Prioritisation of mine pollution sources for remediation is a key challenge facing environmental managers. This paper presents a numerical modelling methodology to evaluate potential improvements in stream water quality from remediation of important mine pollution sources. High spatial resolution synoptic sampling data from a Welsh watershed were used to calibrate the OTIS solute transport model. Simulation of mine pollution remediation scenarios using OTIS revealed decreases in stream Zn concentrations between 9% and 62% under mean streamflow conditions. Remediation scenarios under low streamflow conditions were less effective (<1% to 17% decrease in Zn concentrations), due to diffuse and metal-rich groundwater inflows.

11:55am - 12:20pm

🎓 Source Apportionment of Trace Metals at the Abandoned Nantymwyn Lead-Zinc Mine, Wales

Aaron Martin Lawrence Brown1, Iain Robertson1, Rory P.D. Walsh1, Patrick Byrne2, Paul Edwards3, Tom Williams3

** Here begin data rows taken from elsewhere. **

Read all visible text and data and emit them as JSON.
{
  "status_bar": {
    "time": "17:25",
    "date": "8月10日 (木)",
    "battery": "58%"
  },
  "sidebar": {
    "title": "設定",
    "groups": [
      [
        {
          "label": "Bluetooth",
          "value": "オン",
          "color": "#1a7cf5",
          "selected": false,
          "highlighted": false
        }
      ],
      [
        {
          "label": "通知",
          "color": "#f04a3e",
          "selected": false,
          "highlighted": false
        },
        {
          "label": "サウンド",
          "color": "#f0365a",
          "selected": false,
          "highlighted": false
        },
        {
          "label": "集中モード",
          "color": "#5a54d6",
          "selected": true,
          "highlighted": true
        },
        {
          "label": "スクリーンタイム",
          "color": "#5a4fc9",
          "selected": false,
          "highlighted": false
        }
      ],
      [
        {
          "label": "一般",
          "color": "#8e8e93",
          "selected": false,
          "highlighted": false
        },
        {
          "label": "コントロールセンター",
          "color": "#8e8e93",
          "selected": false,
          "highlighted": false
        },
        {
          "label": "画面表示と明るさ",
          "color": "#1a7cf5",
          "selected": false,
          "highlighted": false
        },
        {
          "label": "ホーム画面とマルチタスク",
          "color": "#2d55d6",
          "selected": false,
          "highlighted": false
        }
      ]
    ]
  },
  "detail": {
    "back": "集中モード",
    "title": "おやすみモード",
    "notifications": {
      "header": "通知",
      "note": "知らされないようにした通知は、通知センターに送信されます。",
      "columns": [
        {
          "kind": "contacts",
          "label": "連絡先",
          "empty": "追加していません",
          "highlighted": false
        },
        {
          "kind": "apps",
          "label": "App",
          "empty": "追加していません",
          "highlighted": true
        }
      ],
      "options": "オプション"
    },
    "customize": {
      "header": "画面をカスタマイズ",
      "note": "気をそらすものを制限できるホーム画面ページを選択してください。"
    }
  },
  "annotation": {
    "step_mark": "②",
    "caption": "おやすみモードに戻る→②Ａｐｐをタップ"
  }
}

1Swansea University, United Kingdom; 2School of Biological and Environmental Sciences, Liverpool John Moores University, Liverpool L3 3AF, UK; 3Natural Resources Wales, Faraday Building, Swansea University, Swansea SA2 8PP, UK

Abandoned metal mines cause longstanding stream pollution problems. The two streams at Nantymywn, Wales, the Nant y Bai and the Nant y Mwyn, cause the River Tywi to fail WFD standards for Zn for 35 km. In this study NaBr tracer dilution and synoptic water sampling, followed by ICP-MS laboratory analysis, were carried out in baseflow conditions along the Nant y Bai to identify and quantify sources of metals at high spatial resolution. Preliminary results enable Zn sources to be located, including one representing 34% of the stream Zn load, as well as areas of diffuse sources and attenuation.